The new database:
The district technology specialists collaborated to create a network database available to all elementary teachers. Technology Integration Specialists from each school began organizing the material and Technology integration consultants keep each submitted activity organized within the folders for easy retrieval.
Another resource that encouraged curriculum structure is the fact that the district has implemented several interactive whiteboards. Each grade level also contains a folder with interactive whiteboard activities created by Maize teachers and consultants to go along with the curriculum they are teaching. The teachers continue to work together to create activities in reading and math which enhance curricular series that they use. Teachers are not required to create activities, but are free to use whatever they want.
Another resource provided by the district are video clips from United Video Streaming (UVS). Teachers have incorporated these visual enhancements into their lessons.
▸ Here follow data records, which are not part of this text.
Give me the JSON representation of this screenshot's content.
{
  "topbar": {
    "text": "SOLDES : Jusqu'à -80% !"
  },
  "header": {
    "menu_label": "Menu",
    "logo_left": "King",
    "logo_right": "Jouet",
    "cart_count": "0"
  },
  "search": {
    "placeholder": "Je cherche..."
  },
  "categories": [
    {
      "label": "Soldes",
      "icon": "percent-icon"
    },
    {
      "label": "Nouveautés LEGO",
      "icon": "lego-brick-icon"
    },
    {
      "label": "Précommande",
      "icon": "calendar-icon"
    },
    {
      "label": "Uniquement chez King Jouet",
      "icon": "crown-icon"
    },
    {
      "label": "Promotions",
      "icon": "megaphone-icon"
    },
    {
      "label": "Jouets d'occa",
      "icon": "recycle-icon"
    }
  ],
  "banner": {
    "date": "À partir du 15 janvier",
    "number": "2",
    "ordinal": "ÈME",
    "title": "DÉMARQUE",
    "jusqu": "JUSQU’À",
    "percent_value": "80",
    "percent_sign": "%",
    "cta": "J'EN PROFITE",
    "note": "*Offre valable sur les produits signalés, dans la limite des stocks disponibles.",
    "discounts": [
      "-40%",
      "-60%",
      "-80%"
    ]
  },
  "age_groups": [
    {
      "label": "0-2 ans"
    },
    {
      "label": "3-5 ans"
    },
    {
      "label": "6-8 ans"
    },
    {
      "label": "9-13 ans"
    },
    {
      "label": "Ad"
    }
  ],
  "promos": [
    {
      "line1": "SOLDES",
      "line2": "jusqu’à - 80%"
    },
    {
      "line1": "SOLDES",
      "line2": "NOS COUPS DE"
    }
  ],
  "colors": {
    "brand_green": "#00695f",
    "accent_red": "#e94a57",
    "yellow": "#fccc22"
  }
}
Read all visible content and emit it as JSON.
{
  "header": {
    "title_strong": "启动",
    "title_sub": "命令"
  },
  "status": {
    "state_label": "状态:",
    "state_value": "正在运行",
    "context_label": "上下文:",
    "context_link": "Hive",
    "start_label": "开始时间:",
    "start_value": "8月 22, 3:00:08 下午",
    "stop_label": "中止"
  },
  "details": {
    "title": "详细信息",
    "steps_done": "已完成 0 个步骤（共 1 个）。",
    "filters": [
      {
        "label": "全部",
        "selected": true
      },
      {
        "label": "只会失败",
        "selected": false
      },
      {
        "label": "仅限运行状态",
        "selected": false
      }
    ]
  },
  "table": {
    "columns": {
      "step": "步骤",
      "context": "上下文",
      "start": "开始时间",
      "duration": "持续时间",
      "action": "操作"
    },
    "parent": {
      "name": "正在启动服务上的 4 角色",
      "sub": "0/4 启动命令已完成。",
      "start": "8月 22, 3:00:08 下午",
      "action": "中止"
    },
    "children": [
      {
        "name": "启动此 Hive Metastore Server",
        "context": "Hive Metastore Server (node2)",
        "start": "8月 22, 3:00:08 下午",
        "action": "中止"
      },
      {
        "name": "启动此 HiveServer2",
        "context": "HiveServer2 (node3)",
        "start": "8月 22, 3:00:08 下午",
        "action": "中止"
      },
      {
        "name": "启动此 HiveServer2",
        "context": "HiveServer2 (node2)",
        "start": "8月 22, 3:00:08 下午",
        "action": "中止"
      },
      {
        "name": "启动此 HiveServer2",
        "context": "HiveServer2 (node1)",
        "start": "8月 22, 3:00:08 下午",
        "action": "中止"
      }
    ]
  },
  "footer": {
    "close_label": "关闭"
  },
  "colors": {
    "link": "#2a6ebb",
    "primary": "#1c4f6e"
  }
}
Teachers also share PowerPoints and activities that go along with these videos. They access district UVS videos through a shared database as well, which eliminates the need to download the same video multiple times. "If someone else has already created a great lesson on something you're looking for, it seems redundant to have to recreate it because you don't teach in the same building with that teacher" was a comment from one staff member.
The implementation of the new network database has been a wonderful tool for staff development. The district provides paid mini-workshops called "staff academies." As teachers participate in these workshops, the assessments and activities that they create to go along with the curriculum are made available on the network for all teachers to access. Staff Development Consultants are able to pull "models" of what they are teaching, and the activities related to exactly what those teachers are teaching. These are valuable resources because they have been created by Maize teachers to go along with Maize curriculum. Teachers are encouraged to give themselves credit on the activities as "publishers" of the materials, but many choose to be anonymous.
The network has created an online collaboration and has really changed the "this activity is mine because I created it" attitude into a "look what I made! Try it!" attitude. This enhances the professional learning community and helps us embrace new philosophies and opportunities for learning in a digital world.
Eaker, R., DuFour, R., & DuFour, R. (2002. Getting started: Reculturing schools to become professional learning communities. Bloomington, Indiana: National Educational Services.
Garet, Porter, Desimone, Binnan, & Kwang, 2001
Kanigel, R (1997). The One Best Way: Frederick Winslow Taylor and the Enigma of Efficiency. New York: Penguin Books.
Minerich, J (2002) The zen of improvement; Magazine Article, Source: The Manufacturer US Published: March 2002